A conflict soon emerged between the former SSF and the more leftist members. The SSF clique wanted to maintain the domination of SSDF of Majeerteen and Darood clans. They made a deal with the Ethiopian government to purge the leftists. In 1984 the Mengistu government jailed many leading SSDF members, such as then colonel Abdullahi Yusuf Ahmed. In 1984, Mohamed Abshir Waldo was installed as provisional SSDF Chairman.

From 1983 onwards many leaders, belonging to the Darood clan, were bought over by Barre. Many SSDF fighters defected to the regime. By 1985 SSDF had ceased most of their military operations against the Siad Barre regime.

In 1986 an SSDF congress was held, which elected Dr. Hassan Ali Mire as chairman. He resigned in 1988, leaving a power vacuum in the organization. Musse Islan was elected leader by the SSDF Central Committee to hold the position until a Congress was convened.

In 1988 the governments of Somalia and Ethiopia made some agreements to cease hostilities. The Ethiopian government started closing SSDF camps, arresting its leaders and seizing weapons. The Ethiopian government also closed the SSDF radio station, Radio Halgan, which had been broadcasting since 1981.

In 1988 SSDF guerrillas started taking control over the western districts of Mudug and the southern areas of Nugaal and Bari regions.


After the fall of the Barre regime, the SSDF (based largely in northeastern Somalia) was divided in two factions. One was led by General Mohamed Abshir Muse (chairman), who at the time was based in Saudi Arabia, and the other was led by Abdullahi Yusuf Ahmed (deputy chairman). The general secretary was Mohamed Abshir Waldo.

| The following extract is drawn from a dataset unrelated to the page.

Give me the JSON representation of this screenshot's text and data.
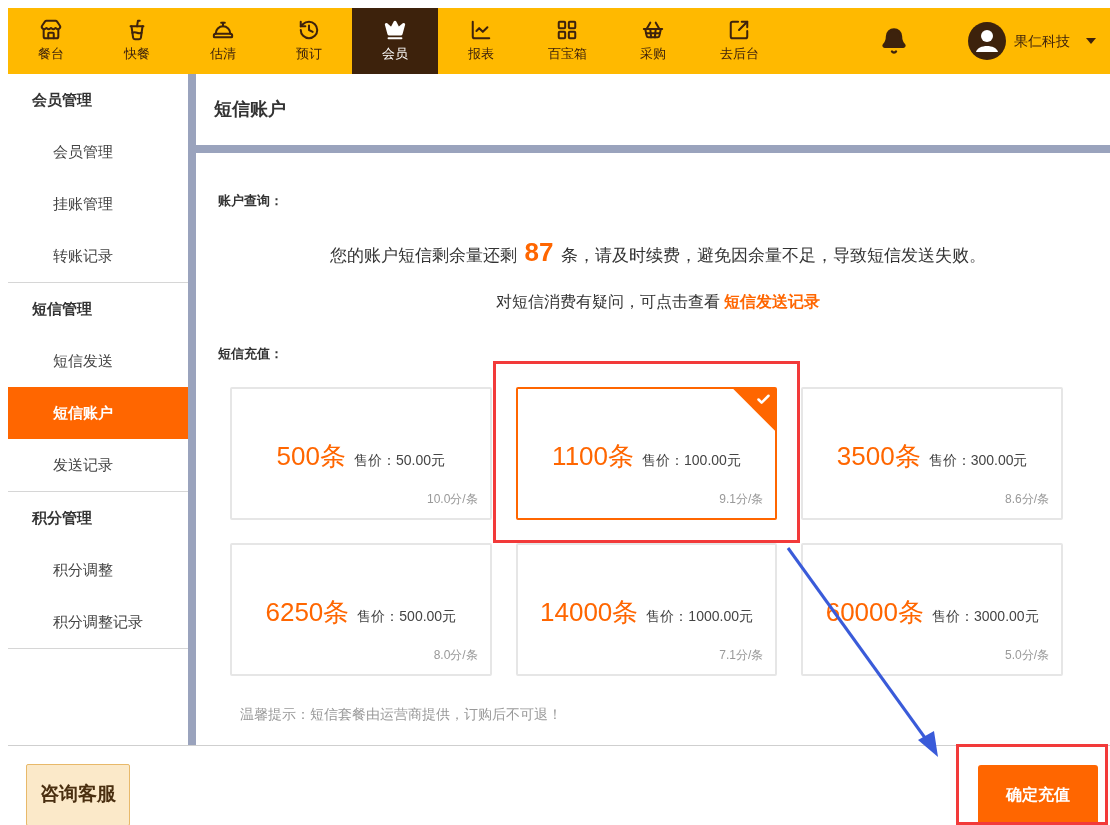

A congress was held in August 1994. Former Prime Minister of Somalia, Abdirizak Haji Hussein, was offered the chairmanship of the SSDF by a group of clan leaders, but declined.[11]

Over the next several years, Abdullahi Yusuf Ahmed would emerge as the pre-eminent leader in northeastern Somalia. In 1992, he marshalled forces to successfully expel an Islamist extremist group linked to Al-Itihaad al-Islamiya that had taken over Bosaso, a prominent port city and the commercial capital of the northeastern part of the country.[11]

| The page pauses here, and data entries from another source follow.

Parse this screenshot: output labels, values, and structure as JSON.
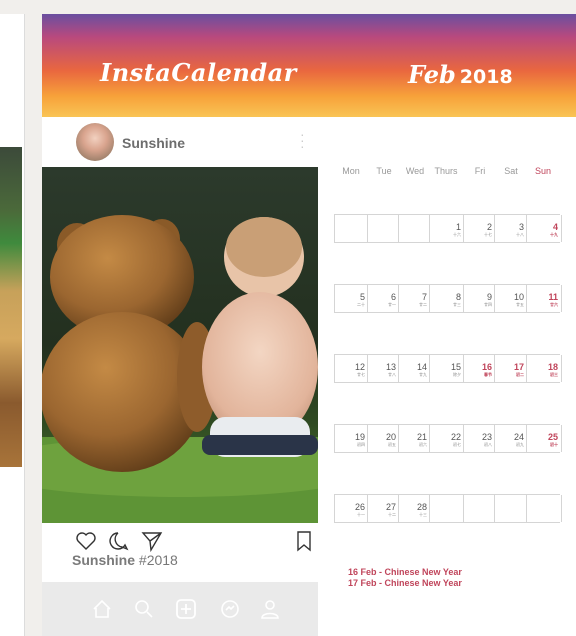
{
  "app_title": "InstaCalendar",
  "month": "Feb",
  "year": "2018",
  "post": {
    "username": "Sunshine",
    "caption_user": "Sunshine",
    "caption_tag": "#2018"
  },
  "icons": [
    "heart-icon",
    "comment-icon",
    "send-icon",
    "bookmark-icon",
    "home-icon",
    "search-icon",
    "add-icon",
    "activity-icon",
    "profile-icon",
    "more-icon"
  ],
  "calendar": {
    "weekdays": [
      "Mon",
      "Tue",
      "Wed",
      "Thurs",
      "Fri",
      "Sat",
      "Sun"
    ],
    "weeks": [
      [
        null,
        null,
        null,
        {
          "d": "1",
          "l": "十六"
        },
        {
          "d": "2",
          "l": "十七"
        },
        {
          "d": "3",
          "l": "十八"
        },
        {
          "d": "4",
          "l": "十九"
        }
      ],
      [
        {
          "d": "5",
          "l": "二十"
        },
        {
          "d": "6",
          "l": "廿一"
        },
        {
          "d": "7",
          "l": "廿二"
        },
        {
          "d": "8",
          "l": "廿三"
        },
        {
          "d": "9",
          "l": "廿四"
        },
        {
          "d": "10",
          "l": "廿五"
        },
        {
          "d": "11",
          "l": "廿六"
        }
      ],
      [
        {
          "d": "12",
          "l": "廿七"
        },
        {
          "d": "13",
          "l": "廿八"
        },
        {
          "d": "14",
          "l": "廿九"
        },
        {
          "d": "15",
          "l": "除夕"
        },
        {
          "d": "16",
          "l": "春节",
          "red": true
        },
        {
          "d": "17",
          "l": "初二",
          "red": true
        },
        {
          "d": "18",
          "l": "初三"
        }
      ],
      [
        {
          "d": "19",
          "l": "初四"
        },
        {
          "d": "20",
          "l": "初五"
        },
        {
          "d": "21",
          "l": "初六"
        },
        {
          "d": "22",
          "l": "初七"
        },
        {
          "d": "23",
          "l": "初八"
        },
        {
          "d": "24",
          "l": "初九"
        },
        {
          "d": "25",
          "l": "初十"
        }
      ],
      [
        {
          "d": "26",
          "l": "十一"
        },
        {
          "d": "27",
          "l": "十二"
        },
        {
          "d": "28",
          "l": "十三"
        },
        null,
        null,
        null,
        null
      ]
    ],
    "events": [
      "16 Feb - Chinese New Year",
      "17 Feb - Chinese New Year"
    ]
  },
  "colors": {
    "accent": "#c0455b",
    "header_top": "#6a4fa0",
    "header_mid": "#e9673f",
    "header_bottom": "#f9c455"
  }
}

In 1998, a homegrown constitutional conference was held in Garowe over a period of three months. Attended by SSDF representatives, traditional elders (Issims), members of the business community, intellectuals and other civil society members, the autonomous Puntland State of Somalia was subsequently officially established so as to deliver services, offer security, facilitate trade, and interact with both domestic and international partners.[12] Abdullahi Yusuf Ahmed was appointed as the nascent polity's first President.

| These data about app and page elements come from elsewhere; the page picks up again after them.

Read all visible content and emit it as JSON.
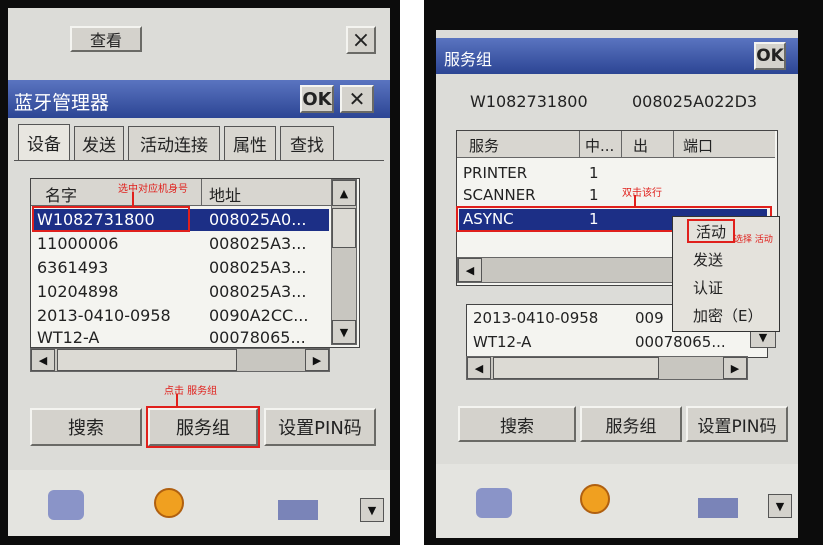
{
  "left": {
    "top_button": "查看",
    "close_x": "×",
    "window_title": "蓝牙管理器",
    "ok": "OK",
    "tabs": [
      "设备",
      "发送",
      "活动连接",
      "属性",
      "查找"
    ],
    "columns": [
      "名字",
      "地址"
    ],
    "rows": [
      {
        "name": "W1082731800",
        "addr": "008025A0..."
      },
      {
        "name": "11000006",
        "addr": "008025A3..."
      },
      {
        "name": "6361493",
        "addr": "008025A3..."
      },
      {
        "name": "10204898",
        "addr": "008025A3..."
      },
      {
        "name": "2013-0410-0958",
        "addr": "0090A2CC..."
      },
      {
        "name": "WT12-A",
        "addr": "00078065..."
      }
    ],
    "buttons": {
      "search": "搜索",
      "service_group": "服务组",
      "pin": "设置PIN码"
    },
    "annotations": {
      "select_device": "选中对应机身号",
      "click_service": "点击 服务组"
    }
  },
  "right": {
    "window_title": "服务组",
    "ok": "OK",
    "device_name": "W1082731800",
    "device_addr": "008025A022D3",
    "columns": [
      "服务",
      "中...",
      "出",
      "端口"
    ],
    "rows": [
      {
        "service": "PRINTER",
        "in": "1"
      },
      {
        "service": "SCANNER",
        "in": "1"
      },
      {
        "service": "ASYNC",
        "in": "1"
      }
    ],
    "context_menu": [
      "活动",
      "发送",
      "认证",
      "加密（E）"
    ],
    "bg_rows": [
      {
        "name": "2013-0410-0958",
        "addr": "009"
      },
      {
        "name": "WT12-A",
        "addr": "00078065..."
      }
    ],
    "buttons": {
      "search": "搜索",
      "service_group": "服务组",
      "pin": "设置PIN码"
    },
    "annotations": {
      "double_click": "双击该行",
      "select_active": "选择 活动"
    }
  },
  "colors": {
    "title_blue": "#2c4594",
    "selection": "#1c2f86",
    "annotation_red": "#e0201c"
  }
}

After serving two terms as President of Puntland, Abdullahi Yusuf Ahmed was elected in 2004 as President of the Transitional Federal Government (TFG), an interim federal administrative body that he had helped establish earlier in the year.[13]


  1. ^ a b c "Who cares about Somalia, by Hassan Ali Jama, p.128".
  2. ^ "A search for peace: The Puntland Experience, p.14" (PDF).
  3. ^ "A search for peace: The Puntland Experience, p.14" (PDF).
  4. ^ a b c d Nina J. Fitzgerald, Somalia: issues, history, and bibliography, (Nova Publishers: 2002), p.25.
  5. ^ Moshe Y. Sachs, Worldmark Encyclopedia of the Nations, (Worldmark Press: 1988), p.290
  6. ^ a b c d New People Media Centre (Nairobi, Kenya), New people, Issues 94-105, (New People Media Centre: Comboni Missionaries, 2005).
  7. ^ "A search for peace: The Puntland Experience, p.14" (PDF).
  8. ^ Adam, Hussein Mohamed; Ford, Richard (1997). Mending rips in the sky: options for Somali communities in the 21st century. Red Sea Press. p. 547. ISBN 9781569020739.
  9. ^ "". Retrieved 15 March 2015.
  10. ^ The Peace Process in Somalia
  11. ^ a b Gérard Prunier. "Somalia: Civil War, intervention and withdrawal 1990–1995 (July 1995), p. 6" (PDF). Writenet Country Papers, UK. Archived from the original (PDF) on 7 January 2006. Retrieved 1 January 2006.
  12. ^ Somalia: Puntland's Experience in Peace-building and State-building
  13. ^ ":: Xinhuanet - English ::". Retrieved 15 March 2015.